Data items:
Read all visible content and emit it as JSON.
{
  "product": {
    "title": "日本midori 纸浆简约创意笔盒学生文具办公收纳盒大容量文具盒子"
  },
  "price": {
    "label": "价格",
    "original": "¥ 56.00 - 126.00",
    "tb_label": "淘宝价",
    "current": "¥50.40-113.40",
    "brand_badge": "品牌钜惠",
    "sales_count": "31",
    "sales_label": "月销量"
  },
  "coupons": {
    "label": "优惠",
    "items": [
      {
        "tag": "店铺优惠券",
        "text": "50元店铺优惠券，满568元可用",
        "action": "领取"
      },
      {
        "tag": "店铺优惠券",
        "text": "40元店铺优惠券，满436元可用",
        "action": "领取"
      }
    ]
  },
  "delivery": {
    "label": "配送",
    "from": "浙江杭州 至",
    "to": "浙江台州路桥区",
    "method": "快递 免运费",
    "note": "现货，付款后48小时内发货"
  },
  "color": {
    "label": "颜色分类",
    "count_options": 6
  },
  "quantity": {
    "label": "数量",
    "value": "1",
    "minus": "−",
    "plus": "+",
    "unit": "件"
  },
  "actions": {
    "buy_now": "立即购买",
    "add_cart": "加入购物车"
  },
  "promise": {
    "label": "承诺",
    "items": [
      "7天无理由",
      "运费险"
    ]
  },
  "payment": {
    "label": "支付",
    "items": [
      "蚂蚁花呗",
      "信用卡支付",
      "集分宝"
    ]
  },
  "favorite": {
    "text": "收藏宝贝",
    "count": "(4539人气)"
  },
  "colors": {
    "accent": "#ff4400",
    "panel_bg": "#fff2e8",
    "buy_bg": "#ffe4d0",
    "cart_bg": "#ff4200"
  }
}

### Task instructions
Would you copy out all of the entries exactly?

### Solution to this exercise
Read all visible content and emit it as JSON.
{
  "product": {
    "title": "日本midori 纸浆简约创意笔盒学生文具办公收纳盒大容量文具盒子"
  },
  "price": {
    "label": "价格",
    "original": "¥ 56.00 - 126.00",
    "tb_label": "淘宝价",
    "current": "¥50.40-113.40",
    "brand_badge": "品牌钜惠",
    "sales_count": "31",
    "sales_label": "月销量"
  },
  "coupons": {
    "label": "优惠",
    "items": [
      {
        "tag": "店铺优惠券",
        "text": "50元店铺优惠券，满568元可用",
        "action": "领取"
      },
      {
        "tag": "店铺优惠券",
        "text": "40元店铺优惠券，满436元可用",
        "action": "领取"
      }
    ]
  },
  "delivery": {
    "label": "配送",
    "from": "浙江杭州 至",
    "to": "浙江台州路桥区",
    "method": "快递 免运费",
    "note": "现货，付款后48小时内发货"
  },
  "color": {
    "label": "颜色分类",
    "count_options": 6
  },
  "quantity": {
    "label": "数量",
    "value": "1",
    "minus": "−",
    "plus": "+",
    "unit": "件"
  },
  "actions": {
    "buy_now": "立即购买",
    "add_cart": "加入购物车"
  },
  "promise": {
    "label": "承诺",
    "items": [
      "7天无理由",
      "运费险"
    ]
  },
  "payment": {
    "label": "支付",
    "items": [
      "蚂蚁花呗",
      "信用卡支付",
      "集分宝"
    ]
  },
  "favorite": {
    "text": "收藏宝贝",
    "count": "(4539人气)"
  },
  "colors": {
    "accent": "#ff4400",
    "panel_bg": "#fff2e8",
    "buy_bg": "#ffe4d0",
    "cart_bg": "#ff4200"
  }
}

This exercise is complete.